All of the entries below are to be copied without any alteration.
** EXTRACTED INFORMATION follows **
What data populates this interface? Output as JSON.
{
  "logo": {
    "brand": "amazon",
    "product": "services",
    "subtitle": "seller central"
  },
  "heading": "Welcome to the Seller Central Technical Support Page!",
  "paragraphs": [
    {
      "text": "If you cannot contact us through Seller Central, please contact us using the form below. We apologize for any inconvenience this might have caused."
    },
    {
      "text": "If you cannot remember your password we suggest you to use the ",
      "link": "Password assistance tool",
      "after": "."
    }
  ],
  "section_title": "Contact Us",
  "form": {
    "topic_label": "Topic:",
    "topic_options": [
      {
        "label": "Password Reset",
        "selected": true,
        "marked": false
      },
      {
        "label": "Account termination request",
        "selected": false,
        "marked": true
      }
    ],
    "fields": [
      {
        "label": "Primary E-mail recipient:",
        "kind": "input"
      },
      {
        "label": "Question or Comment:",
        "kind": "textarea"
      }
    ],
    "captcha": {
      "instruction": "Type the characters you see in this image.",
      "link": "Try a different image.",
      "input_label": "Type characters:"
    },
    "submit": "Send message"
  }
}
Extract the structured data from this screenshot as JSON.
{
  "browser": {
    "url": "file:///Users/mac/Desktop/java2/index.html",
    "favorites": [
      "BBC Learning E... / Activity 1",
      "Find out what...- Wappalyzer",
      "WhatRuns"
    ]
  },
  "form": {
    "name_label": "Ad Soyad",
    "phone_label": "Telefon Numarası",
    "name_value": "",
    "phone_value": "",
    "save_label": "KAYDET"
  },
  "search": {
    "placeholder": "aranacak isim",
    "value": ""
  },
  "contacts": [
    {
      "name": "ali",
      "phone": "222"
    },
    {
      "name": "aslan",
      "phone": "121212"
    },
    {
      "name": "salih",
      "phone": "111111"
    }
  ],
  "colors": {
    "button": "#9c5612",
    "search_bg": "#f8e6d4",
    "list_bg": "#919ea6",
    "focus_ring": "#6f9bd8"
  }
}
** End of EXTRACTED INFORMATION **
=== ANSWER SPACE ===
What data populates this interface? Output as JSON.
{
  "logo": {
    "brand": "amazon",
    "product": "services",
    "subtitle": "seller central"
  },
  "heading": "Welcome to the Seller Central Technical Support Page!",
  "paragraphs": [
    {
      "text": "If you cannot contact us through Seller Central, please contact us using the form below. We apologize for any inconvenience this might have caused."
    },
    {
      "text": "If you cannot remember your password we suggest you to use the ",
      "link": "Password assistance tool",
      "after": "."
    }
  ],
  "section_title": "Contact Us",
  "form": {
    "topic_label": "Topic:",
    "topic_options": [
      {
        "label": "Password Reset",
        "selected": true,
        "marked": false
      },
      {
        "label": "Account termination request",
        "selected": false,
        "marked": true
      }
    ],
    "fields": [
      {
        "label": "Primary E-mail recipient:",
        "kind": "input"
      },
      {
        "label": "Question or Comment:",
        "kind": "textarea"
      }
    ],
    "captcha": {
      "instruction": "Type the characters you see in this image.",
      "link": "Try a different image.",
      "input_label": "Type characters:"
    },
    "submit": "Send message"
  }
}
Extract the structured data from this screenshot as JSON.
{
  "browser": {
    "url": "file:///Users/mac/Desktop/java2/index.html",
    "favorites": [
      "BBC Learning E... / Activity 1",
      "Find out what...- Wappalyzer",
      "WhatRuns"
    ]
  },
  "form": {
    "name_label": "Ad Soyad",
    "phone_label": "Telefon Numarası",
    "name_value": "",
    "phone_value": "",
    "save_label": "KAYDET"
  },
  "search": {
    "placeholder": "aranacak isim",
    "value": ""
  },
  "contacts": [
    {
      "name": "ali",
      "phone": "222"
    },
    {
      "name": "aslan",
      "phone": "121212"
    },
    {
      "name": "salih",
      "phone": "111111"
    }
  ],
  "colors": {
    "button": "#9c5612",
    "search_bg": "#f8e6d4",
    "list_bg": "#919ea6",
    "focus_ring": "#6f9bd8"
  }
}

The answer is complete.